Labor leader Bill Shorten says unions, business and the federal Parliament should come together and strike a "radical" grand bargain that would deliver a much-needed pay rise for ordinary Australians, the Canberra Times reports.
Mr Shorten's call to arms on the need to address low wage growth was delivered in the inaugural address to the John Curtin Research Centre dinner in Melbourne on Wednesday night.
It comes two weeks after treasurer Scott Morrison delivered a significant speech addressing the issue, in which he said that "increasing what Australians earn is one of my most important objectives".
In the speech, the opposition leader argued Australia is in danger of having growth without prosperity, and there has been a growing divide since the global financial crisis between wage earners and people who derive wealth from assets such as property portfolios.
But people earning a weekly pay cheque are paying more for doctors, childcare, electricity and at the supermarket checkout, and "far too many of our fellow Australians don't have enough to make ends meet on a continuing and regular basis", Mr Shorten said.
Australia faced an "unprecedented challenge" to fix this problem, he said, and that required "business and unions and Parliament to do something drastic, something radical, something profoundly different: co-operate. And I believe this can be done".
"Right now – for one of the very few times in Australian history – we've got union leaders, business leaders, economists and analysts of every stripe on the same page," he said.
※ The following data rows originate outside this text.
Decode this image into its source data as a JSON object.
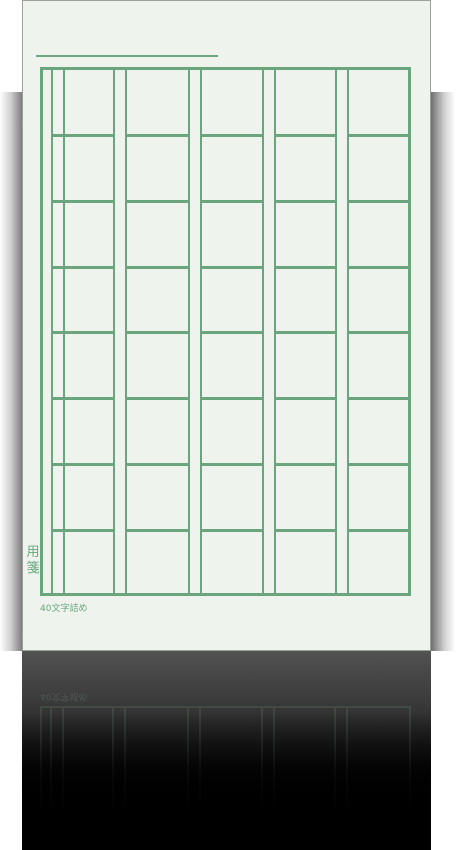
{
  "sheet": {
    "side_label": "用箋",
    "footer_note": "40文字詰め"
  },
  "grid": {
    "columns": 5,
    "rows": 8
  },
  "colors": {
    "paper": "#eef3ee",
    "rule": "#6aa57e",
    "reflection_top": "#525252",
    "reflection_bottom": "#000000"
  }
}
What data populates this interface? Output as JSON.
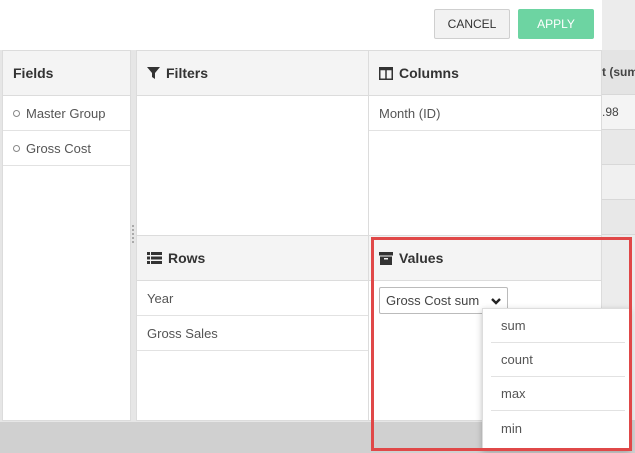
{
  "toolbar": {
    "cancel_label": "CANCEL",
    "apply_label": "APPLY"
  },
  "fields_panel": {
    "title": "Fields",
    "items": [
      "Master Group",
      "Gross Cost"
    ]
  },
  "filters_panel": {
    "title": "Filters"
  },
  "columns_panel": {
    "title": "Columns",
    "items": [
      "Month (ID)"
    ]
  },
  "rows_panel": {
    "title": "Rows",
    "items": [
      "Year",
      "Gross Sales"
    ]
  },
  "values_panel": {
    "title": "Values",
    "selected": "Gross Cost sum"
  },
  "aggregation_menu": {
    "options": [
      "sum",
      "count",
      "max",
      "min"
    ]
  },
  "background_table": {
    "header_fragment": "t (sum",
    "value_fragment": ".98"
  },
  "colors": {
    "apply": "#6dd4a2",
    "highlight": "#e04848"
  }
}
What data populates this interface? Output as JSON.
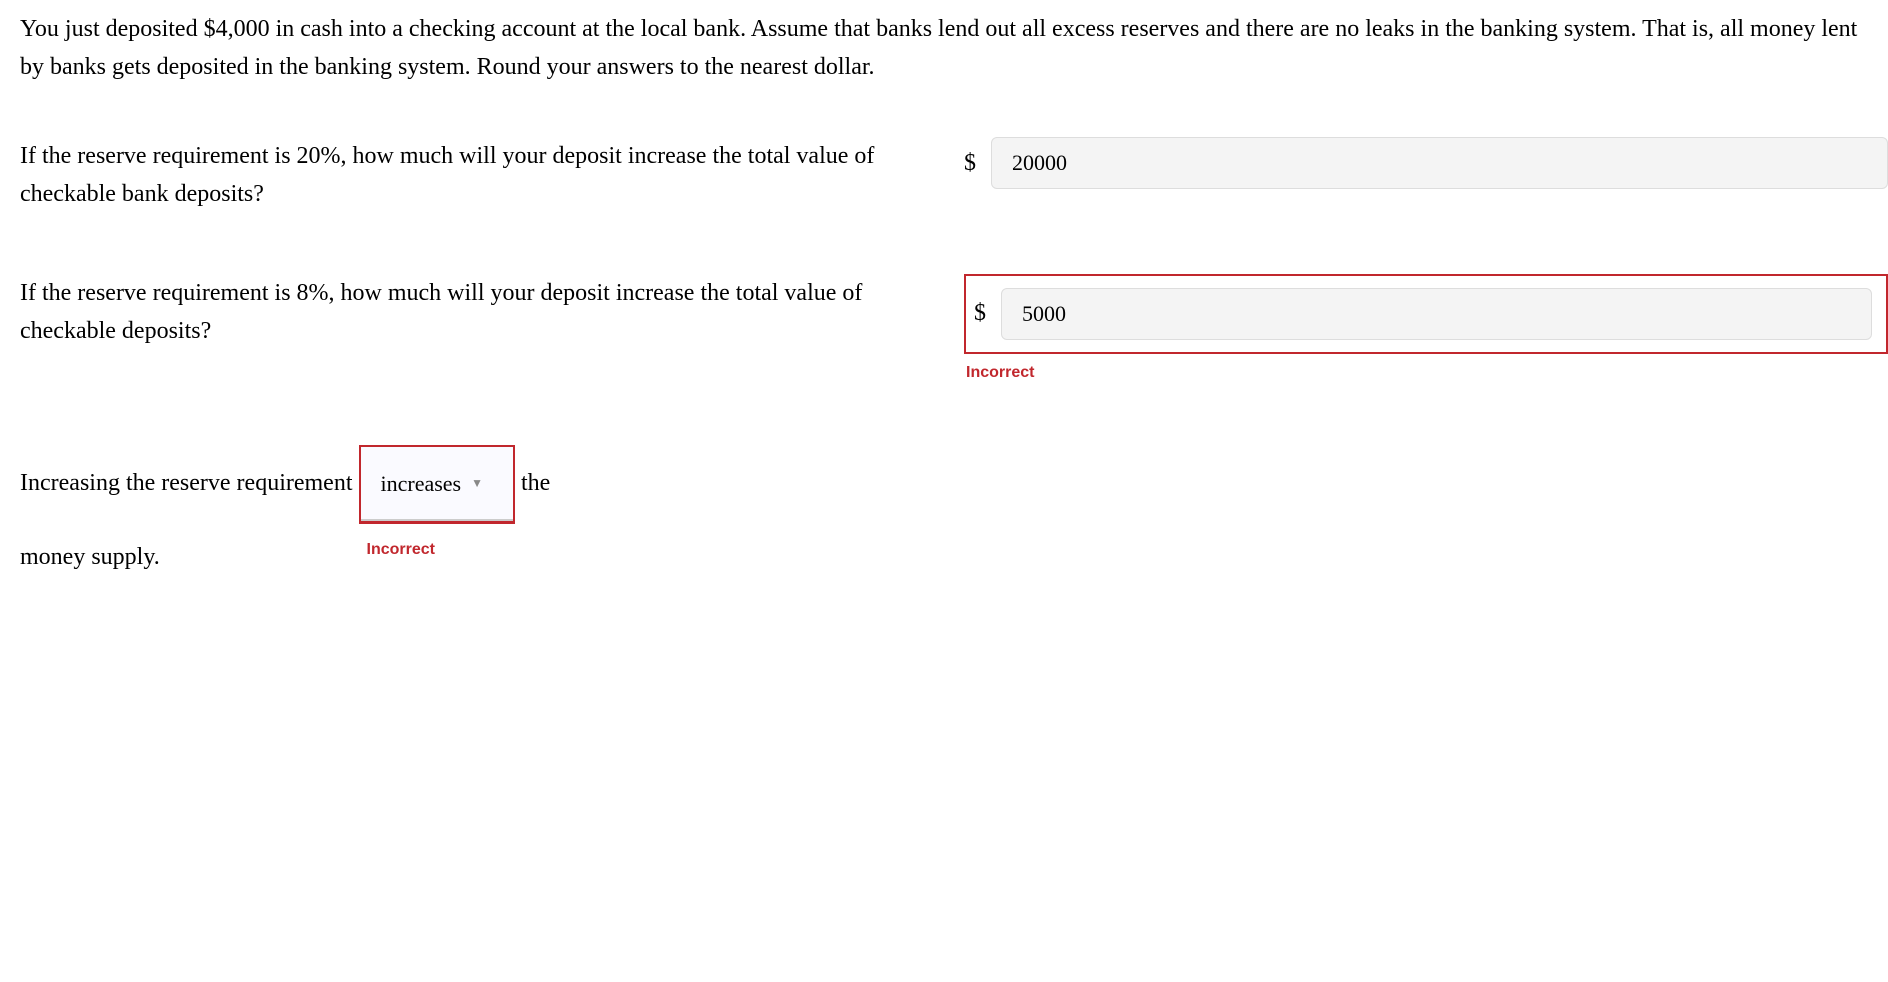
{
  "intro": "You just deposited $4,000 in cash into a checking account at the local bank. Assume that banks lend out all excess reserves and there are no leaks in the banking system. That is, all money lent by banks gets deposited in the banking system. Round your answers to the nearest dollar.",
  "q1": {
    "text": "If the reserve requirement is 20%, how much will your deposit increase the total value of checkable bank deposits?",
    "currency": "$",
    "value": "20000"
  },
  "q2": {
    "text": "If the reserve requirement is 8%, how much will your deposit increase the total value of checkable deposits?",
    "currency": "$",
    "value": "5000",
    "feedback": "Incorrect"
  },
  "q3": {
    "pre": "Increasing the reserve requirement",
    "selected": "increases",
    "mid": "the",
    "post": "money supply.",
    "feedback": "Incorrect"
  }
}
The call for unions, business and the Parliament to work together echoes to some extent the grand bargains, or accords, former Labor prime minister Bob Hawke struck with unions and business leaders in the 1980s.
It was delivered on the same day the Federal Court dismissed a union challenge to the independent Fair Work Commission's decision to cut Sunday and public holiday penalty rates.
Fair Work president Iain Ross intervenes on penalty rate deals (The Australian)